If necessity is the mother of invention, laziness is its dad.
Over the weekend, Salty Seattle and I set up a date for drinks on Monday. Drinks quickly turned into a dinner at her house complete with spouses in attendance. As Salty was doing the heavy lifting, as in making the meal, when she asked if I wanted to tackle dessert I promptly accepted the challenge. And a challenge it was as it was Sunday night, I has a full day of work Monday and I was just too lazy to trade my sweats for jeans and head to the store.
Hmmm . . . what dessert-like substance could I make with ingredients on hand? Banana bread? Tasty, but not a dessert. Lemon cake? No lemons in the house and bottled lemon juice does not equal rind. Perplexed and resigning myself to getting out of the chair I was becoming one with, I had a flash of brilliance. Cranberry cake. Coffee cake to be precise, reconfigured in a beautiful bundt cake pan with a glaze for frosting. Very dessert like.
Would it work? I didn’t know and didn’t have time for a do over. With the thought that if worse came to worse I could stop at a bakery I dove in. I modified a coffee cake recipe from Gourmet, stuck it in the oven and prayed to the baking goddess in the sky.
An hour and a half later it unmolded perfectly and I went to bed.
After work Monday, it was time to put on the glaze and head over to Salty’s. I perused the options in my trusty Betty Crocker cookbook – yeah, you heard me, Betty Crocker. Lemon glaze? No. Orange glaze? Hell-to-the-no. Vanilla? Maybe. I looked at the differences between the three options and the wheels in my head started spinning. If I substituted the water for cranberry juice, would it be enough to flavor the glaze? And would it even taste good. Utilizing every last bit of powdered sugar in my house, I hoped so.
I whipped up a super-size batch of cranberry glaze – you know how I like sugar – and went to town.
It may not be perfectly pretty, but it sure was good. Even Salty said so, although it’s always possible that she was just being nice. Taste it for yourselves and let me know if she’s lying or not 😉
Adapted from The Gourmet Cookbook
- 2 c. fresh cranberries
- 3 c. all-purpose flour
- 3 tsp baking powder
- 1 1/8 tsp salt
- 12 TBSP butter – seriously softened
- 1 1/2 tsp vanilla extract
- 1/2 c. half n half
- 1/4 c. nonfat milk
- 2 large eggs
- 2 1/2 c. sugar
Preheat oven to 350 degrees.
Put cranberries and 1/2 c. sugar in a food processor or mini-chopper and pulse until finely chopped. Move chopped cranberries to a sieve and let drain.

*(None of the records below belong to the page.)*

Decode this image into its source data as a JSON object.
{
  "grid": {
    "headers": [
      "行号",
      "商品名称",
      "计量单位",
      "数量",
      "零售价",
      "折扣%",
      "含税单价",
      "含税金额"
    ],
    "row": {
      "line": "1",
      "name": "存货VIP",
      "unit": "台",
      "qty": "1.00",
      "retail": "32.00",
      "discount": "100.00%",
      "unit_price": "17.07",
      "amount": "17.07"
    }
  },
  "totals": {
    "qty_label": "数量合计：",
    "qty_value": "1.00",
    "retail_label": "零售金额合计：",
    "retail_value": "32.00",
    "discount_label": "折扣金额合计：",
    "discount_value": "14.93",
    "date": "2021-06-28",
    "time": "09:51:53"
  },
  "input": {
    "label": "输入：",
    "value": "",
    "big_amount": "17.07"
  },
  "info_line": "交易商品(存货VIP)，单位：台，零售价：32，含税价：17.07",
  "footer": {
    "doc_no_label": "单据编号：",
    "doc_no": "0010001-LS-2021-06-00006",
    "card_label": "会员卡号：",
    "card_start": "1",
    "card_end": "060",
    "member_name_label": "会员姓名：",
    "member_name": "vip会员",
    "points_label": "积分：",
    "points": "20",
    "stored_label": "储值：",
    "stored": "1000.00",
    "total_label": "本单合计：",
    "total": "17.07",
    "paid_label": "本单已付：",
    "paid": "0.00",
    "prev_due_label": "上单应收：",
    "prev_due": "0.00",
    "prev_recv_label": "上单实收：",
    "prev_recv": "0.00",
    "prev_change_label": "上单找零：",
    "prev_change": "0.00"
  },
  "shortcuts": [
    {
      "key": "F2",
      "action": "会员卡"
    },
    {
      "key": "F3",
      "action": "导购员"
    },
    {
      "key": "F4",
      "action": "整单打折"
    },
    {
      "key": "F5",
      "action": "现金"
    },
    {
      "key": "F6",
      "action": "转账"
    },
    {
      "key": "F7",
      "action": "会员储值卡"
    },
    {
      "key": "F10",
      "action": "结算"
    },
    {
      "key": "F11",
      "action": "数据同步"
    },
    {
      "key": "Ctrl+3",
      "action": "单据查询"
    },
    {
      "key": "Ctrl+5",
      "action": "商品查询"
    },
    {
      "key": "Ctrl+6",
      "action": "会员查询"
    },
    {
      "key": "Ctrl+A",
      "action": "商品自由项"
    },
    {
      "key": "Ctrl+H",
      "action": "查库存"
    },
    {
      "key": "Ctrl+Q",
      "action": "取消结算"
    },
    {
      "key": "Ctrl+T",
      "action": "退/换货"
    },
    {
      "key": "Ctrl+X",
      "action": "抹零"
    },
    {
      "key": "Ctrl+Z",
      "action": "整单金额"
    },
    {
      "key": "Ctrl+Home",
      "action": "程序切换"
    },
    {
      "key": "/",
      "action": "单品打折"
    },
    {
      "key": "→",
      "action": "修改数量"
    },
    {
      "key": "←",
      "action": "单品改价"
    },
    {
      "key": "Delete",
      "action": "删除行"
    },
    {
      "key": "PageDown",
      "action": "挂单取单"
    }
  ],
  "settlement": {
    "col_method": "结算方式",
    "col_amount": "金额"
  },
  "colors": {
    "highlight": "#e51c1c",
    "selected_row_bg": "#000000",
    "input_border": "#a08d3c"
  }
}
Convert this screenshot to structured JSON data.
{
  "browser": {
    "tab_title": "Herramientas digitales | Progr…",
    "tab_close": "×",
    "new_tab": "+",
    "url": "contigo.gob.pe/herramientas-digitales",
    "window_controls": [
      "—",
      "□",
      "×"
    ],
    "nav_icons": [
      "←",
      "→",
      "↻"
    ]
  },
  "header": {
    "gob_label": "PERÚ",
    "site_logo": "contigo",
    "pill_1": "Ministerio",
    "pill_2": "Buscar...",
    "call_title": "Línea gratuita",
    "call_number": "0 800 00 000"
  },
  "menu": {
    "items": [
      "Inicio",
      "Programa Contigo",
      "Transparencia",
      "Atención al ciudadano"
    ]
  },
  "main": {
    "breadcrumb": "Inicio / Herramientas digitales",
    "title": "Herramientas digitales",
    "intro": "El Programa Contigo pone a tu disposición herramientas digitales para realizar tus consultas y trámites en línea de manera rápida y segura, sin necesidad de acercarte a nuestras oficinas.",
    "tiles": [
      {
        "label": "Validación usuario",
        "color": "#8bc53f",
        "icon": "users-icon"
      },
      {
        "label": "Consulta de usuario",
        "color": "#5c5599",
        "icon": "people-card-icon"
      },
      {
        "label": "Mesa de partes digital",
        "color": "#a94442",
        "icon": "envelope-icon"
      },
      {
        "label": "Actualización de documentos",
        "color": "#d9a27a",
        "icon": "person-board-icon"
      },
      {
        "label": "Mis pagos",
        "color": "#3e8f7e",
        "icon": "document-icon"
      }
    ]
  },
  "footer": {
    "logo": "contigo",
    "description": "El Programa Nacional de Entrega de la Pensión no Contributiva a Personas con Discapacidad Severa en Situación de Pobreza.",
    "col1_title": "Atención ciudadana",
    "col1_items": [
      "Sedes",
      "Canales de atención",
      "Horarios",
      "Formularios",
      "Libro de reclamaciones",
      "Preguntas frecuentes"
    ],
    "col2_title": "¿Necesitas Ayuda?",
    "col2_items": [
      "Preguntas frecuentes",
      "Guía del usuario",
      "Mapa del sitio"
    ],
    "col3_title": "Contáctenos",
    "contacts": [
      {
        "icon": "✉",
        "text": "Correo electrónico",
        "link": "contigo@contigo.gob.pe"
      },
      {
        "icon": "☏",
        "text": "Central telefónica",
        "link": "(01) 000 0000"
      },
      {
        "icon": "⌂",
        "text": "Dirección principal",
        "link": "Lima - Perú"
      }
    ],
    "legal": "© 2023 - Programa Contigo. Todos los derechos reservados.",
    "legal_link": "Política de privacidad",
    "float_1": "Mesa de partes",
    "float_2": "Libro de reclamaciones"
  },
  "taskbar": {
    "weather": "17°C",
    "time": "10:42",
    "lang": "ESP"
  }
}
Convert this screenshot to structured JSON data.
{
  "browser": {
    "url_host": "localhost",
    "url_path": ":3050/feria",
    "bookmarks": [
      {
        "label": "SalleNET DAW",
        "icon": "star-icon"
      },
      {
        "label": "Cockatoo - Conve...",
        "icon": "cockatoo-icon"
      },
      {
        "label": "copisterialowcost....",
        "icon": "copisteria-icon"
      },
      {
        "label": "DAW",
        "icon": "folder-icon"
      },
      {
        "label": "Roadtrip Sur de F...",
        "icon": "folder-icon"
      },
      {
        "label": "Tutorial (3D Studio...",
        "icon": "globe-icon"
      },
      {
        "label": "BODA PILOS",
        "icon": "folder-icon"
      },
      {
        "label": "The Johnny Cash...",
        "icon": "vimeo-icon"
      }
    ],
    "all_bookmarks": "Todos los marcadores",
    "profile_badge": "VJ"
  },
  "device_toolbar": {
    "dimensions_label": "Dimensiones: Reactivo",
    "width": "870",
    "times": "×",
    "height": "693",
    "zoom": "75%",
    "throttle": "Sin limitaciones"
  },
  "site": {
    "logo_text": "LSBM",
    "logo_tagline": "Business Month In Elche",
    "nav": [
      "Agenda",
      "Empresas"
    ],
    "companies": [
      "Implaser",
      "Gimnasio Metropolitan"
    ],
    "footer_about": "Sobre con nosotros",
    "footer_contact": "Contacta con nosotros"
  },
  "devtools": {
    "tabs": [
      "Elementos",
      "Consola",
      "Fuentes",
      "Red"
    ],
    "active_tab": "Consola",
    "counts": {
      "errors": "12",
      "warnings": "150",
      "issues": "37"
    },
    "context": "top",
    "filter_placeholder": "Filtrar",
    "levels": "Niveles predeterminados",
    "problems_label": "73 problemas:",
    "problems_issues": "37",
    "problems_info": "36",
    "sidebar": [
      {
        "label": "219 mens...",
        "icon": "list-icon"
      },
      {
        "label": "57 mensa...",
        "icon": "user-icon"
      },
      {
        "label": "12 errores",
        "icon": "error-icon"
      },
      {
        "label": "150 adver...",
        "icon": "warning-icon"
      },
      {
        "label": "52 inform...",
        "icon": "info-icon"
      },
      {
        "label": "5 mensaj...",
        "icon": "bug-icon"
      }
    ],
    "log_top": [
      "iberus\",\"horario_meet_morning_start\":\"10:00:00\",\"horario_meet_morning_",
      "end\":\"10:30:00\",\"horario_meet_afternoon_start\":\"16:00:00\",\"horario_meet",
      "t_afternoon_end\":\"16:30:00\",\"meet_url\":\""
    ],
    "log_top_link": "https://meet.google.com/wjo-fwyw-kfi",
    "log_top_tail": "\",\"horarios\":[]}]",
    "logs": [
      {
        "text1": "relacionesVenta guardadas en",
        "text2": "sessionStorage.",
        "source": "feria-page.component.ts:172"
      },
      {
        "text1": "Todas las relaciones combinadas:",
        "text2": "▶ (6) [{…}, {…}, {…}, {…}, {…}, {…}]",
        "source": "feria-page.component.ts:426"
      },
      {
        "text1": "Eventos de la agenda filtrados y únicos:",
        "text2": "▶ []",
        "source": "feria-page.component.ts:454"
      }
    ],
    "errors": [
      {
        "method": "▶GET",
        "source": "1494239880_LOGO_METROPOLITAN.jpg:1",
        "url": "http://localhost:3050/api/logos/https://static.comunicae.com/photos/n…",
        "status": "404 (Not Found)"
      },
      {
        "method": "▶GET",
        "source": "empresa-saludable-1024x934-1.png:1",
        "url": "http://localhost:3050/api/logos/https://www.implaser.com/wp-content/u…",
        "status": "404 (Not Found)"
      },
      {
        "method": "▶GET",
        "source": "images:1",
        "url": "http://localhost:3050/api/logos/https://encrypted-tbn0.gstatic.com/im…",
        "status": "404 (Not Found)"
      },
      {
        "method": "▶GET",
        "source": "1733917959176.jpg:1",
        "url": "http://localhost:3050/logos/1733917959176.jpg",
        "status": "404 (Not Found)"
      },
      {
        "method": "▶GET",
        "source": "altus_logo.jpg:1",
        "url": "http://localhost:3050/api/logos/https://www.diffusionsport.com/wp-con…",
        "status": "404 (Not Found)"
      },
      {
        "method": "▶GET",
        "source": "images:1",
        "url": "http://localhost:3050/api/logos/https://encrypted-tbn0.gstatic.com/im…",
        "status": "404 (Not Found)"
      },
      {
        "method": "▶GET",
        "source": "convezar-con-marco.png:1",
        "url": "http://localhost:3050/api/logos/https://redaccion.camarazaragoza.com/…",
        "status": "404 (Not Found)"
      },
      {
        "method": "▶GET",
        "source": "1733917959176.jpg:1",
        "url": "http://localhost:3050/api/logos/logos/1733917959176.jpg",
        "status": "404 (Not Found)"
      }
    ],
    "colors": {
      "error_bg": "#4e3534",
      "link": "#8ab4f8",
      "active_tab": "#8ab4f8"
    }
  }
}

In a large bowl or Kitchenaid, at medium speed, beat the softened butter and remaining sugar until pale and mixed. Add eggs one at a time until well blended. Reduce speed.
Sift flour, baking powder and salt together and add this mixture into the sugar mixture gradually, alternating each addition with the half n half and nonfat milk (combine the half n half and milk). Stop when blended.
Pam – yes, Pam – your bundt pan. It may be sacrilege but I’m just going to say it – Pam works better than butter. So lube those pans up before you put your batter in.
Pour batter into primed pan as follows: 1/3 batter, 1/2 cranberries (spread them out to create an even layer), 1/3 batter, 1/2 cranberries (again spread), 1/3 batter and place in oven. Cook uncovered for 45 minutes. Add a lovely aluminum tent to the cake and cook for another 20-25 minutes. When a knife stuck all the way to the bottom of the pan comes out clean, the cake is ready to leave the oven.
Cool on a wire rack for 30 minutes – IN THE PAN. Then the moment of truth. Invert and remove from pan. Let cool thoroughly before glazing.
Adapted from the Betty Crocker Cook Book
- 2 c. powdered sugar
- 1/3 c. butter
- 2-4 TBSP Cranberry Juice or Cocktail – I used past its prime Ocean Spray (shhhh)
Heat up a 2 quart or so saucepan over medium heat and melt your butter. When the butter is melted, whisk in the powdered sugar. Whisk. Whisk. WHISK. Whisk in the cranberry juice until the desired consistency is reached. Turn off the stove. Remove the saucepan from the stove. Pour that glaze lusciousness over your Cranberry Cake until it’s drenched and the glaze is running down the cake like molten lava.
This would make a perfect Christmas cake. If you want to beautify it, just add a cranberry garnish 😉